What you return must match the data below exactly, minus any pictures.

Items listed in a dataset
_ _ _ _ _

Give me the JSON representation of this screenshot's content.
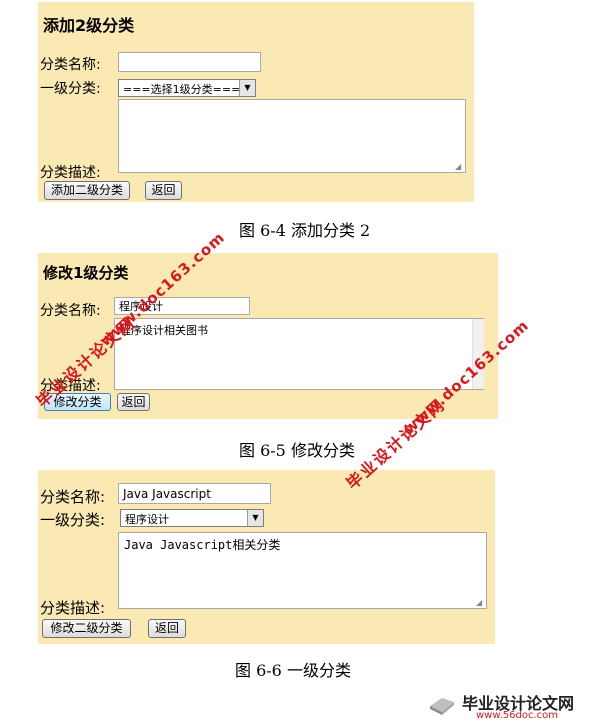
{
  "figure1": {
    "title": "添加2级分类",
    "name_label": "分类名称:",
    "name_value": "",
    "parent_label": "一级分类:",
    "parent_selected": "===选择1级分类===",
    "desc_label": "分类描述:",
    "desc_value": "",
    "submit_label": "添加二级分类",
    "back_label": "返回",
    "caption": "图 6-4 添加分类 2"
  },
  "figure2": {
    "title": "修改1级分类",
    "name_label": "分类名称:",
    "name_value": "程序设计",
    "desc_label": "分类描述:",
    "desc_value": "程序设计相关图书",
    "submit_label": "修改分类",
    "back_label": "返回",
    "caption": "图 6-5 修改分类"
  },
  "figure3": {
    "name_label": "分类名称:",
    "name_value": "Java Javascript",
    "parent_label": "一级分类:",
    "parent_selected": "程序设计",
    "desc_label": "分类描述:",
    "desc_value": "Java Javascript相关分类",
    "submit_label": "修改二级分类",
    "back_label": "返回",
    "caption": "图 6-6 一级分类"
  },
  "watermarks": {
    "url": "www.doc163.com",
    "site_name": "毕业设计论文网",
    "footer_site_name": "毕业设计论文网",
    "footer_url": "www.56doc.com"
  },
  "colors": {
    "panel_bg": "#fbe9b4",
    "watermark_red": "#d7191c"
  }
}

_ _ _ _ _

■ **WRITTEN SOLUTION**
Give me the JSON representation of this screenshot's content.
{
  "figure1": {
    "title": "添加2级分类",
    "name_label": "分类名称:",
    "name_value": "",
    "parent_label": "一级分类:",
    "parent_selected": "===选择1级分类===",
    "desc_label": "分类描述:",
    "desc_value": "",
    "submit_label": "添加二级分类",
    "back_label": "返回",
    "caption": "图 6-4 添加分类 2"
  },
  "figure2": {
    "title": "修改1级分类",
    "name_label": "分类名称:",
    "name_value": "程序设计",
    "desc_label": "分类描述:",
    "desc_value": "程序设计相关图书",
    "submit_label": "修改分类",
    "back_label": "返回",
    "caption": "图 6-5 修改分类"
  },
  "figure3": {
    "name_label": "分类名称:",
    "name_value": "Java Javascript",
    "parent_label": "一级分类:",
    "parent_selected": "程序设计",
    "desc_label": "分类描述:",
    "desc_value": "Java Javascript相关分类",
    "submit_label": "修改二级分类",
    "back_label": "返回",
    "caption": "图 6-6 一级分类"
  },
  "watermarks": {
    "url": "www.doc163.com",
    "site_name": "毕业设计论文网",
    "footer_site_name": "毕业设计论文网",
    "footer_url": "www.56doc.com"
  },
  "colors": {
    "panel_bg": "#fbe9b4",
    "watermark_red": "#d7191c"
  }
}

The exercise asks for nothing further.